Time To Deliver, But Where?
Getting ready to have a baby for the first time can be exciting and overwhelming. Choosing a delivery hospital is essential to check off the to-do list. Pregnant women should consider the following factors when deciding where the baby will be born.
Will you be my doctor?
In most cases, choosing an OB/GYN means choosing a delivery hospital. The doctor seen for prenatal care will have admitting privileges at a local hospital, and the patient will be expected to deliver there. However, there is often no guarantee the selected OB/GYN will be available when the baby decides to arrive. Some hospitals use a call schedule, meaning all the doctors at the practice take turns covering shifts at the hospital. If this is the case, the on-call doctor will deliver the baby. In other cases, the selected OB/GYN may be available to come to the hospital when the patient goes into labor. Knowing what to expect can decrease stress and anxiety when labor starts.

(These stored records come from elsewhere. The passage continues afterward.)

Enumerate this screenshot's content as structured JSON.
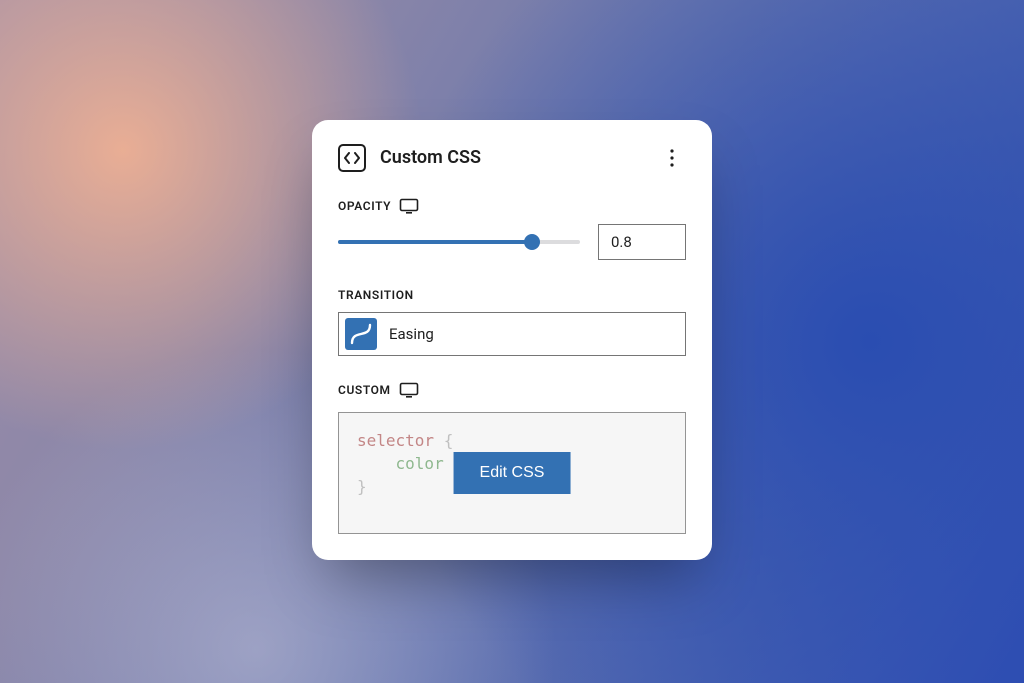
{
  "panel": {
    "title": "Custom CSS"
  },
  "opacity": {
    "label": "OPACITY",
    "value": "0.8",
    "percent": 80
  },
  "transition": {
    "label": "TRANSITION",
    "value": "Easing"
  },
  "custom": {
    "label": "CUSTOM",
    "code": {
      "selector": "selector",
      "brace_open": " {",
      "indent": "    ",
      "prop": "color",
      "brace_close": "}"
    },
    "edit_button": "Edit CSS"
  },
  "colors": {
    "accent": "#3371b3"
  }
}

Close to home
When the baby is ready to arrive, things can progress quickly. The physical location is a vital factor to consider when selecting a delivery hospital. Choosing a facility close to home is an excellent way to ensure the baby will be delivered at the hospital, not on the way there. Be sure to look into parking options ahead of time as well. Another logistical question worth figuring out before those contractions start is insurance coverage. Giving birth can be expensive, so patients will want to be sure the hospital accepts the health insurance plan. Usually, a billing department at the hospital will be able to confirm in-network coverage.
There are many reasons a pregnant patient might be considered high-risk. Having multiples, expecting a baby with a congenital disability, and being at risk for preterm labor are just a few examples. High-risk pregnancies often need specialized care and doctors trained to handle emergencies. Women with this label should ensure the hospital can handle the case ahead of time. If the baby will need higher level care after delivery, the patient will want to be sure the neonatal intensive care unit (NICU) is prepared to take on this challenge.
Planning for a C-section
No one plans to have a C-section, but sometimes this procedure is necessary. Approximately 31% of babies are delivered by Cesarean every year. In the event this happens, a patient should know what to expect. Who will perform the surgery, what type of anesthesia will be given, and how fast can the C-section be done? Women should also understand what to expect post-op. Most women who have a C-section will need to stay in the hospital for a few extra days, and stronger pain medication may be provided.
Ask the right questions
All delivery hospitals are equipped with the essential tools and knowledge to deliver a baby. However, personal preferences may ultimately play a role in deciding where to have the baby. Make sure the necessary questions are asked early on so a smooth process can commence once the baby is ready to debut.